‘Puzhikkadakan’ defies coherence and is a tiresome parade of clichés that one would anticipate in a film of this kind. It is a film in search of a pulse, and is a disjointed affair that mostly fritters away the talents of its leading cast.
Gireesh Nair’s ‘Puzhikkadakan’ has Chemban Vinod Jose playing Samuel, an army man who finds his life transformed beyond recognition all on a sudden, on his vacation in Kerala. Replete with flat characters whom you find difficult to relate to, ‘Puzhikkadakan’ fails to memorably capture a very relatable tale that it hopes to tell.
It takes a while for Samuel to realize that it’s a vile nexus of corrupt men out there that fails to see anything beyond the fat bundles of currency notes that they deal in. It also takes him some time to come to the decision to see to it that justice is served, despite what seems like the whole world conspiring against him.
The common man’s fight against the inequity that he comes faces to face with is not a theme that we are unfamiliar with. ‘Puzhikkadakan’ does not succeed in breathing some fresh air into a much recognizable premise, and instead comes across as a cheesy attempt at socially responsible film making.
The intentions might have been genuine, but the script leaves no stones unturned in employing all the generic elements that could be used in it. The implications are pretty straightforward, and in spite of all its fine objectives, ‘Puzhikkadakan’ meanders along and springs to life only on very rare occasions.

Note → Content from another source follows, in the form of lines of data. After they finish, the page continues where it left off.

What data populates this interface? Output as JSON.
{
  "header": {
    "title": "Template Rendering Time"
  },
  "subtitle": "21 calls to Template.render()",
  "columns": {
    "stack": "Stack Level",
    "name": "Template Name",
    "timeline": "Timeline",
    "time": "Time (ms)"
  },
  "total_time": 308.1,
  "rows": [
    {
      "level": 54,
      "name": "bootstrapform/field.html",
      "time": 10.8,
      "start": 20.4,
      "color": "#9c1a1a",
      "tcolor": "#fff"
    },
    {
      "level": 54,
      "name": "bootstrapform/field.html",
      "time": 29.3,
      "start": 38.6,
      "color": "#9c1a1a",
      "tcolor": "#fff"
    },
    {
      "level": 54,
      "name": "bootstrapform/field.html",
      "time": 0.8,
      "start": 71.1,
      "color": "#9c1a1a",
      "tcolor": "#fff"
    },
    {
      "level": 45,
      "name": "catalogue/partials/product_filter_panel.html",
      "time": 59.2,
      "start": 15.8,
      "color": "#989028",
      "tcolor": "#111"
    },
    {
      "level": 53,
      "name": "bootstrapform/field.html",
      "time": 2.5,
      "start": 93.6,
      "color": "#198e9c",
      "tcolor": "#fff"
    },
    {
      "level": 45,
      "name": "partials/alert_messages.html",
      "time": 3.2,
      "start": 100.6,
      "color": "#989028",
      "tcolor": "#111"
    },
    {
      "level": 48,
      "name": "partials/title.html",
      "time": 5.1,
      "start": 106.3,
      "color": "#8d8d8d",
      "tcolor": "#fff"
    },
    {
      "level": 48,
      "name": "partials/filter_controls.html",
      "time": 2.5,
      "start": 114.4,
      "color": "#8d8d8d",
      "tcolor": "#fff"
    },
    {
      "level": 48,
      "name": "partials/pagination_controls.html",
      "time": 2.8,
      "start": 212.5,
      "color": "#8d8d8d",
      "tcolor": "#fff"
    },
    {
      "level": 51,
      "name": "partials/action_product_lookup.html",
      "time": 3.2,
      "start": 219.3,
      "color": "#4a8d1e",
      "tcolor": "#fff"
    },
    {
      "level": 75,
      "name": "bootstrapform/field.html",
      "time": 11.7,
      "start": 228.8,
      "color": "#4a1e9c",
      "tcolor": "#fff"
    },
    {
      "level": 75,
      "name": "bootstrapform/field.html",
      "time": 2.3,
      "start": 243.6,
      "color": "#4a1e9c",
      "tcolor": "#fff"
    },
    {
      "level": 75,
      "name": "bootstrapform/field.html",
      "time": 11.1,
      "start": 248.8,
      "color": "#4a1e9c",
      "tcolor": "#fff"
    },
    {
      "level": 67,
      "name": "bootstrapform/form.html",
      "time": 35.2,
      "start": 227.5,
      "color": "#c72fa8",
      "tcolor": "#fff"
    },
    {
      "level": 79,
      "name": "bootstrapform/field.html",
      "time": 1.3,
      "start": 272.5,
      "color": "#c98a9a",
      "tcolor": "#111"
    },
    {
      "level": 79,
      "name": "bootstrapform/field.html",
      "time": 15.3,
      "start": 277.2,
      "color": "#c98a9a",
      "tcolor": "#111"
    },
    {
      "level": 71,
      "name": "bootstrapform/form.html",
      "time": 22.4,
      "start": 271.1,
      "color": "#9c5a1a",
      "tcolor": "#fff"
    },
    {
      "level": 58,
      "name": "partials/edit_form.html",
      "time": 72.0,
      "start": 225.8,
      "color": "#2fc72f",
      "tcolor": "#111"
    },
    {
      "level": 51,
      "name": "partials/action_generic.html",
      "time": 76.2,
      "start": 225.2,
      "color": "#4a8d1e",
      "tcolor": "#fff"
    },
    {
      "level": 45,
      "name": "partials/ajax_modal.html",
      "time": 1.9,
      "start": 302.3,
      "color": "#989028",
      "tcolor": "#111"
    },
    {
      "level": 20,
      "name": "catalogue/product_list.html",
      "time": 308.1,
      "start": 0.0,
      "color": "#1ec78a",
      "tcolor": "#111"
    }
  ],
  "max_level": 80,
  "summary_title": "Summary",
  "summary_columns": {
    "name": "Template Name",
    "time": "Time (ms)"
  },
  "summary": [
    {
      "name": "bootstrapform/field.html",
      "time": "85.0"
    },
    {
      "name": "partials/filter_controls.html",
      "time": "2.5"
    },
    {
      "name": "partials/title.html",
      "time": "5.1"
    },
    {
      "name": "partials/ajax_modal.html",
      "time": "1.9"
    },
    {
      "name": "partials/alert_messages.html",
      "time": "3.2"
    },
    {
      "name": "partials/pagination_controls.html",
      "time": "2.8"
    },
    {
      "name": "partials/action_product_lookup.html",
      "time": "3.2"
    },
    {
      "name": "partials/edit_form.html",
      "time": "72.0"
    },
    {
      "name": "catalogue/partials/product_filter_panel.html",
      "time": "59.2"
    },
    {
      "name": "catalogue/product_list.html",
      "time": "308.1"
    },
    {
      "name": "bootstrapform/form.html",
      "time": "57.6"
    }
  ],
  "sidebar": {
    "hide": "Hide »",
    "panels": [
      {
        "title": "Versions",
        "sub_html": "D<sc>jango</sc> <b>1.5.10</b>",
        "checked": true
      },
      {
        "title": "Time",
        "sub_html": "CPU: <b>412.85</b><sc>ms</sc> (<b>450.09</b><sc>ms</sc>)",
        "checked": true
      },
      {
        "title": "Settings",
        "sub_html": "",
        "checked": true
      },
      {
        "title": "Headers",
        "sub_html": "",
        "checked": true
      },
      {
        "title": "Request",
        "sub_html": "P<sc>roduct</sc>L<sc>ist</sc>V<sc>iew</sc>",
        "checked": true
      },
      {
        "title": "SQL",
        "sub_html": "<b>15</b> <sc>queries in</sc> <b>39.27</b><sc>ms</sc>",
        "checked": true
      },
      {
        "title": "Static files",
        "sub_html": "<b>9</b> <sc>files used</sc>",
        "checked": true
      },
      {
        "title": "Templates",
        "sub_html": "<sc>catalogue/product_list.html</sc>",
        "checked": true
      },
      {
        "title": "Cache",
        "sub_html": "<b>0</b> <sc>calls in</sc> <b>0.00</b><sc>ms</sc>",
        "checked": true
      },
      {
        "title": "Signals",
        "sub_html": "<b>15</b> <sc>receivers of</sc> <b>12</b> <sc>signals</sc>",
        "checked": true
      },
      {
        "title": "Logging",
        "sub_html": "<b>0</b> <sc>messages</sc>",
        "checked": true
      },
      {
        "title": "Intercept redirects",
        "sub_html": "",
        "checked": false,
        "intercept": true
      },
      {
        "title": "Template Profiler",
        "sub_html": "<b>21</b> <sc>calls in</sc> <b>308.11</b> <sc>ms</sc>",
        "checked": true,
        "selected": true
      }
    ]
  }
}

There is an extended cameo by none other than Jayasurya himself in the film, where he gets to play a debonair IAS officer who roams about on his Bullet bike. This must have been a cakewalk for the actor, and while the role itself is far from earth shattering, it should be handed over to the actor for having brought about some remarkable poise to an otherwise drab character.
The film also has sequences galore that find it hard to connect to one another. One shouldn’t be astonished if you end up thinking of at least a few characters in it after the film and wonder where they stand in the larger picture. That they hold no particular reason for having gained some screen space might come across as a surprise.
It has not been long since we have had another army man on a vacation in another Malayalam film, and while there is no reason to draw comparisons, it cannot be forgotten that both of them have pretty much the same focus. That both these films ultimately fail in establishing what they had intended to could also be another coincidence.
There seems to be an error of judgement, and a surprising one at that, from Jayaurya and Chemban Vinod Jose, two actors who have awed us time and again by their judicious selection of scripts. This time though, they appear to have got themselves into a failing sport and merely play by since the game has already commenced. There are also competent performances from actors as Dhanya Balakrishna, Maala Parvathi, Alencier Lopez and Sudhi Koppa.
‘Puzhikkadakan’ defies coherence and is a tiresome parade of clichés that one would expect in a film of this kind. It is a film in search of a pulse, and is a disjointed affair that mostly fritters away the talents of its leading cast.